The Port of Long Beach’s latest efforts to secure a zero-emission future has gotten off to a smooth start, port officials say.

Among other updates presented at the Clean Air Action Plan stakeholder meeting this week, the San Pedro Bay ports—which consist of the Port of Long Beach and Port of Los Angeles—announced that just under $8 million has been collected from the recently implemented clean truck fee.

The clean truck fee—which the ports began collecting on April 1—is meant to encourage the transition to zero-emission goods movement. As it stands, cargo owners who use diesel trucks to transport their goods in and out of the port complex are charged $10 per 20-foot-equivalent unit—the standard measure for cargo containers—and $20 for every 40-foot-equivalent or larger unit.

These fees are issued to the cargo owners, and the Port of Long Beach received about half of the $8 million total that has been collected from the fee over its first few months. For port officials, the number reflects a smooth start for the fee program.
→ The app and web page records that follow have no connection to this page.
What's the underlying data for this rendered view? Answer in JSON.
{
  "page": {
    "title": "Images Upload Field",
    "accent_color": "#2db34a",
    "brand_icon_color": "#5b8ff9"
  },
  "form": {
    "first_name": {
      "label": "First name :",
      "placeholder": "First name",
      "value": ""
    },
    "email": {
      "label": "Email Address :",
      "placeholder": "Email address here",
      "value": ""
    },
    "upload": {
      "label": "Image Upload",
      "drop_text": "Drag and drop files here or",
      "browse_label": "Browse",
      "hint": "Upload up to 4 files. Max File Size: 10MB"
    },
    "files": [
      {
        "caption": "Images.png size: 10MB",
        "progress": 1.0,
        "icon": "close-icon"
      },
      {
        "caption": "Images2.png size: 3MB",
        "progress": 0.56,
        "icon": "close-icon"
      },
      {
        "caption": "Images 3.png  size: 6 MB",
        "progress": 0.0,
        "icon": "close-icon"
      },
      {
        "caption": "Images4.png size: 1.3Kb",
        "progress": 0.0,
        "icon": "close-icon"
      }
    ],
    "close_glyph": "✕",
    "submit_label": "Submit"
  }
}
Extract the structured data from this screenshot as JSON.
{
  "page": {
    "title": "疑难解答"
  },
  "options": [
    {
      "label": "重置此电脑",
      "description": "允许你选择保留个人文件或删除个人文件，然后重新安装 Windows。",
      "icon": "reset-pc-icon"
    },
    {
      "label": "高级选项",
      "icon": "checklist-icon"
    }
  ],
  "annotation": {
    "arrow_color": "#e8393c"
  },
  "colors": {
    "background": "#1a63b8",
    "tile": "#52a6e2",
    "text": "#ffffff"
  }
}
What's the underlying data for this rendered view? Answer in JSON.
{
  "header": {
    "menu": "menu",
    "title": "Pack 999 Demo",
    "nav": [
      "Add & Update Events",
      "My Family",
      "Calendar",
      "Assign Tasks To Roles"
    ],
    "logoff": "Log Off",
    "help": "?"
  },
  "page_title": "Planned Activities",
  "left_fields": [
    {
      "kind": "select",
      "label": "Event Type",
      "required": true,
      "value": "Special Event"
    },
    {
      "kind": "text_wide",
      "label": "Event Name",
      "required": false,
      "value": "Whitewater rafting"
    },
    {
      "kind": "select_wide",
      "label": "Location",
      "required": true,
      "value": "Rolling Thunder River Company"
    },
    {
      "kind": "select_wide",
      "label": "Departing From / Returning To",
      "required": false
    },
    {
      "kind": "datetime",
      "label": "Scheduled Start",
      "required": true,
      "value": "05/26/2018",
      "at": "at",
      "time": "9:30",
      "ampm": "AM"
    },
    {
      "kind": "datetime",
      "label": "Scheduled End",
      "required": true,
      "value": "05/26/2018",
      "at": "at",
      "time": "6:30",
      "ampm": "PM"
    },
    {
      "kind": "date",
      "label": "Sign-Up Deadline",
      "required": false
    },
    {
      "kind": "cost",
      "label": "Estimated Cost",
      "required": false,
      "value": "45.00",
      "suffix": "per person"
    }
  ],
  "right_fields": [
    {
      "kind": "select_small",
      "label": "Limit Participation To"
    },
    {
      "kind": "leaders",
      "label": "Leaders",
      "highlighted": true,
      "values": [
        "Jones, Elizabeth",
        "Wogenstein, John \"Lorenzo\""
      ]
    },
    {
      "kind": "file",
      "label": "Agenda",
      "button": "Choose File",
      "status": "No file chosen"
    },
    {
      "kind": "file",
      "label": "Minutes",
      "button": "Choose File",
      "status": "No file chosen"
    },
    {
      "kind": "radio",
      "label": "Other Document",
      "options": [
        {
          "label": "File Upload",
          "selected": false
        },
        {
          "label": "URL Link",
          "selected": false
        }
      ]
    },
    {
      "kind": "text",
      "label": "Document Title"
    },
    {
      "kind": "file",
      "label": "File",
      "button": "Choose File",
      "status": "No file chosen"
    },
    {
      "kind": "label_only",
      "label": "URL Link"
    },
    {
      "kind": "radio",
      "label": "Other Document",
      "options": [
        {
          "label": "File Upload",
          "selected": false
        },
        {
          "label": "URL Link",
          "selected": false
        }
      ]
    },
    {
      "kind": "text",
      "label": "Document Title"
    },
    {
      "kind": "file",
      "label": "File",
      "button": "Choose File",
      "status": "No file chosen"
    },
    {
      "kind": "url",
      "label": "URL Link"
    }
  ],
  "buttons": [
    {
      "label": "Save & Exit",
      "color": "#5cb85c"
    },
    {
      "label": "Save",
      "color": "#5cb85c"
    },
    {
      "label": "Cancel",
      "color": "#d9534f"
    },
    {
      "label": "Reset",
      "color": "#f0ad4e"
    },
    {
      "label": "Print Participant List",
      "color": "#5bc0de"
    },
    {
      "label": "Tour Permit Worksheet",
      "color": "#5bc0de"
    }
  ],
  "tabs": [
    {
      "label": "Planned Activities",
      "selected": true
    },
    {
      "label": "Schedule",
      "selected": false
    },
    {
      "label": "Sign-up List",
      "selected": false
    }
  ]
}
“It is safe to say we are trending towards our $90 million [per year] estimate for both ports,” Port of Los Angeles Environmental Affairs Officer Tim DeMoss said during the June 1 meeting.

Both the Port of Long Beach and Port of Los Angeles came together in 2006 to aim for a zero-emission future at the port. The result of this effort was the Clean Air Action Plan, whose current goal is to implement zero-emission infrastructure at the ports by 2030.

Incentivizing the transition away from diesel through the clean truck fee is just one of many programs associated with the plan. Most of the money the Port of Long Beach will receive from the first year of the fund will go into funding vouchers to help support the purchase of zero emission trucks, with about 65% of funds allocated to those purchases.

This money will complement the Hybrid and Zero-Emission Truck and Bus Voucher Incentive Project (HVIP) run by the California Air Resources Board, which already gives point-of-sale vouchers to those interested in purchasing low- and zero-emission vehicles in the state.

The Port of Los Angeles already has an agreement with CARB to use the HVIP system to issue its own vouchers, and the Port of Long Beach is working on cementing a similar agreement, with vouchers expected to be issued in Long Beach later this year.

About a quarter of the money from the clean truck fee’s first year will be used to build charging stations and hydrogen-fueling stations to ensure drivers can keep their vehicles well charged and maintained no matter their location.

Other programs are also in the works. About 10% of the revenue received from the fee will go toward zero-emission pilot project deployments and demonstrations. The port has several demonstrations—where zero-emission equipment is brought in and tested in limited service—to get a better understanding of the technology’s potential operational benefits, as well as any problems and bugs that need to be addressed.

For example, testing on electric battery trucks in Oakland—whose port is partnered with the San Pedro Bay ports—uncovered an issue with power supply. A fix was applied soon after, which patched up most of the major issues with the vehicles.

“We focus on these demonstrations so that we can continue improving those technologies and move towards our goal,” Port of Long Beach Managing Director of Planning and Environmental Affairs Heather Tomley said.

Before all of these allocations are doled out, though, a flat amount of $1 million will be taken from the fund to fund a “Kickstart Incentive Program,” which will promote the deployment of low-emission vehicles by providing money to co-fund the purchase of up to 10 low-emission drayage trucks.

And beyond these incentives, many drivers will soon be legally required to replace their vehicles. CARB’s Truck and Bus Regulation program will mandate that all heavy diesel vehicles on the road have a 2010 or later model engine by the start of 2023, which will phase out about 5,200 trucks across both ports.

The regulations are part of a larger effort to phase out older vehicles in preparation for a zero-emission fleet, a process that Port of Long Beach started in 2008 as part of its Clean Truck Program. The port says this gradual phasing out of older, more polluting trucks has helped reduce diesel emissions by 97% since 2005.

There is no established plan for spending the second year of funds from the clean truck fee, but the Port of Los Angeles has established five general buckets for the money: zero-emission truck vouchers, zero-emission infrastructure, small-fleet zero-emission truck deployment, technology advancement projects and unsolicited proposals. The Port of Long Beach, meanwhile, has not yet released any information on potential plans for clean truck fee revenue in the future.

Christian May-Suzuki is a reporter at the Long Beach Business Journal.